- [What to produce]
Please copy out every line of the data word for word.

Exercise input: Begin

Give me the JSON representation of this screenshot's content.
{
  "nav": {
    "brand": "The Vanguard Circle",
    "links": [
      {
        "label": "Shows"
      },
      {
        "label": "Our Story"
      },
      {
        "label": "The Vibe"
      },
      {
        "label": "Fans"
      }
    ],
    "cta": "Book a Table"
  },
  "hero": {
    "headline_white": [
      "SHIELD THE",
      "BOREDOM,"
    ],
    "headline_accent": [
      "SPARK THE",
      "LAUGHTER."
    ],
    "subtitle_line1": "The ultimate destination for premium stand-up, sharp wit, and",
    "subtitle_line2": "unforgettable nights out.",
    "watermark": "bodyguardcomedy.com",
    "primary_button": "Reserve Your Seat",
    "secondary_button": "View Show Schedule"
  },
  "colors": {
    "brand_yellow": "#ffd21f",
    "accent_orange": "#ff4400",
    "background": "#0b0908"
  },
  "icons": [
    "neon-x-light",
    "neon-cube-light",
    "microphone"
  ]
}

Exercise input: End

- [Answer to this problem]
Give me the JSON representation of this screenshot's content.
{
  "nav": {
    "brand": "The Vanguard Circle",
    "links": [
      {
        "label": "Shows"
      },
      {
        "label": "Our Story"
      },
      {
        "label": "The Vibe"
      },
      {
        "label": "Fans"
      }
    ],
    "cta": "Book a Table"
  },
  "hero": {
    "headline_white": [
      "SHIELD THE",
      "BOREDOM,"
    ],
    "headline_accent": [
      "SPARK THE",
      "LAUGHTER."
    ],
    "subtitle_line1": "The ultimate destination for premium stand-up, sharp wit, and",
    "subtitle_line2": "unforgettable nights out.",
    "watermark": "bodyguardcomedy.com",
    "primary_button": "Reserve Your Seat",
    "secondary_button": "View Show Schedule"
  },
  "colors": {
    "brand_yellow": "#ffd21f",
    "accent_orange": "#ff4400",
    "background": "#0b0908"
  },
  "icons": [
    "neon-x-light",
    "neon-cube-light",
    "microphone"
  ]
}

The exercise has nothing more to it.